2) Malachi 2:13-16. In the last book of the Old Testament, God speaks to the issue of marriage and the responsibilities associated with it. In verse 13 God indicates that they make an offering to the Lord and cry and weep seeking His attention, but God does not listen to them. They ask God why He will not heed their offerings and worship (14) and He tells them why. He has been a witness to how they have treated their wives and He knows that they have dealt treacherously with their companions, the ones they made a covenant with (1 Pet. 3:7). God reminds them that He made them one (15) for the purpose of producing godly offspring, but instead they have dealt treacherously with their wives.

What is this treacherous thing they have done to their wives? God tells us in verse 16. They have divorced their wives in order to marry another. God makes this very clear by giving His opinion on divorce with the freedom to remarry. Note what God says

a. God hates divorce. The Hebrew word for hate here “expresses an emotional attitude toward persons and things which are opposed, detested, despised and with which one wishes to have no contact or relationship.” God detests divorce. He hates it so much that He wants to have no relationship with it all because it so violates what He established in the beginning.

b. God considers it a violent act. The Hebrew word for “garment” represents the wife. God in essence is saying that by separating or divorcing one’s wife is like committing a violent act against her and against the institution of marriage which God ordained.

c. God demands that it stop. He says to take heed that it stops. He is calling upon the husband to love the wife he has married and not look for other possibilities.

It is therefore clear from this statement that God detests divorce and domestic abuse so much He does not want to deal with it in any form. In essence God is saying He is opposed to divorce and even more remarriage after divorce.
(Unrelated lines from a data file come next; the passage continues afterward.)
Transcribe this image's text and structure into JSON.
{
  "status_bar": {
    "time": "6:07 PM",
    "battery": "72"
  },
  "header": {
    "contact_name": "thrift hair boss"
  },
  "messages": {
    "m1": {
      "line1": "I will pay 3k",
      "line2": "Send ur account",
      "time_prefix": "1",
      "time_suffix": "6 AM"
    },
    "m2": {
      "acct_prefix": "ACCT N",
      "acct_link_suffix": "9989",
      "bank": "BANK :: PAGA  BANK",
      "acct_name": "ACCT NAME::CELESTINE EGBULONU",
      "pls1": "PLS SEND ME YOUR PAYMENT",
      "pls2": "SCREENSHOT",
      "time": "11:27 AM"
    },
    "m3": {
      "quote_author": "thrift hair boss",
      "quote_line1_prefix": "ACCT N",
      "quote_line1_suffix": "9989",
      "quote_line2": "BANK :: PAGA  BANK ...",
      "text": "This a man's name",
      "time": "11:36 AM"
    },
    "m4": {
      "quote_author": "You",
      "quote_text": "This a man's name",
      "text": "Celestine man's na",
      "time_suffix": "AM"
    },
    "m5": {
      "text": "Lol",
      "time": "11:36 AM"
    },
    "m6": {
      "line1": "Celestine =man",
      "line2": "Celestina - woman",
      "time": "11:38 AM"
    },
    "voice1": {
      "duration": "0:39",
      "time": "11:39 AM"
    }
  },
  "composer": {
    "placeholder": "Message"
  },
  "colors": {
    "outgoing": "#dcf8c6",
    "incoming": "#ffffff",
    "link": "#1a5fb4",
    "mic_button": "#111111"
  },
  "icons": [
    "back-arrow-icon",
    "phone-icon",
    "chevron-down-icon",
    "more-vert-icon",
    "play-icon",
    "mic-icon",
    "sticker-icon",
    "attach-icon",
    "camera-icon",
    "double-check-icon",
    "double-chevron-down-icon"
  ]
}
Once again we see God’s view on divorce and remarriage in the OT is that if a divorce and separation takes place, it should happen only under the most extreme conditions and the couple who separate or divorce are not to remarry. This is why it is so important that every couple considering marriage or who are presently married seek to follow the biblical advice found in the Scriptures on how to make their marriage strong and enduring. For the alternative in God’s eyes is undesirable for most.